The Thai Hotels Association last night reported that tourists from India are cancelling trips to Thailand in their droves after their government insisted that returning travellers produce a negative Covid-19 test before reentering the country.
The new mandate has come as a shock to Indian holidaymakers as the rest of the world contemplates what to do with returning Chinese tourists. China announced last month it is reopening its borders to foreign travellers on Sunday, January 8 and scrapping quarantine rules.
Thai Hotels Association Eastern Chapter President Sanphet Supbowornsathian revealed the Indian government’s decision to produce negative RT-PCR tests has left many travellers reconsidering holidays to Thailand.
Sanphet reported that India imposed the rule on tourists coming back from Thailand, China (including Hong Kong), Japan, South Korea, and Singapore.

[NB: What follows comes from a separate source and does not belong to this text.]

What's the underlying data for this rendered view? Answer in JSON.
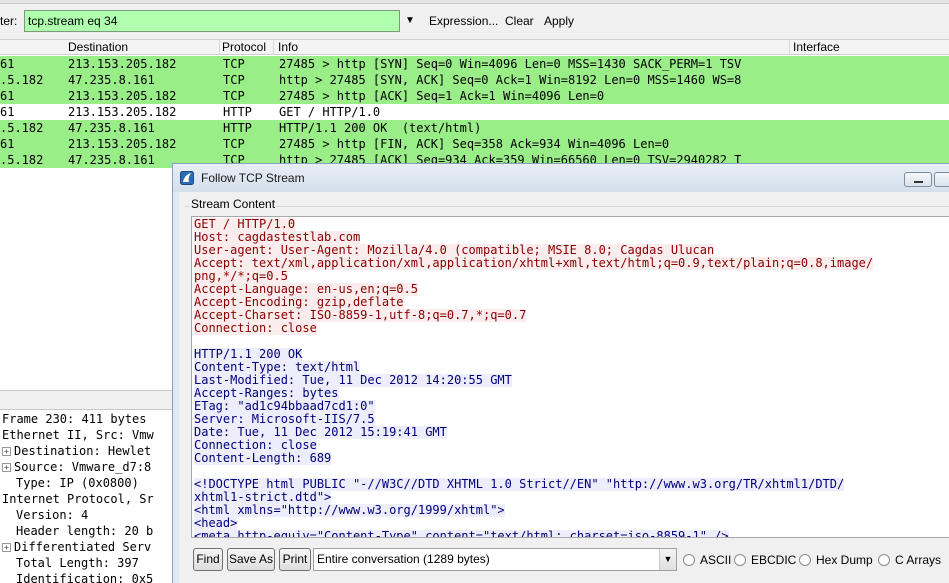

“The mandatory RT-PCR tests raise the costs of tourists and they are delaying their visits. Only small groups (of Indian tourists) remain.
“Major Indian tour firms as reporting that some of their customers had postponed their planned trips for a few months.
“The situation was affecting hoteliers and restaurateurs in Pattaya, as Indian tourists were a major market for the resort city and for Thailand.”
India Health Minister Mansukh Mandaviya announced on Twitter that the RT-PCR test should be taken within 72 hours of travel to India, reported Bangkok Post.
“Travellers from these countries will have to upload their test reports to the government’s Air Suvidha website before their departure.
“This is being done in view of the evolving Covid-19 situation across the world, particularly in the aforesaid countries.”
Anil Kalsi, joint secretary of the Travel Agents Federation of India, said…
“Thailand is a major destination and we may see a change of plans to avoid testing on return.”
Immigration Bureau stated that India was Thailand’s second-largest source of tourists last year, with nearly 925,000 arrivals as of December 22. Malaysia was the largest with 1.8 million visitors.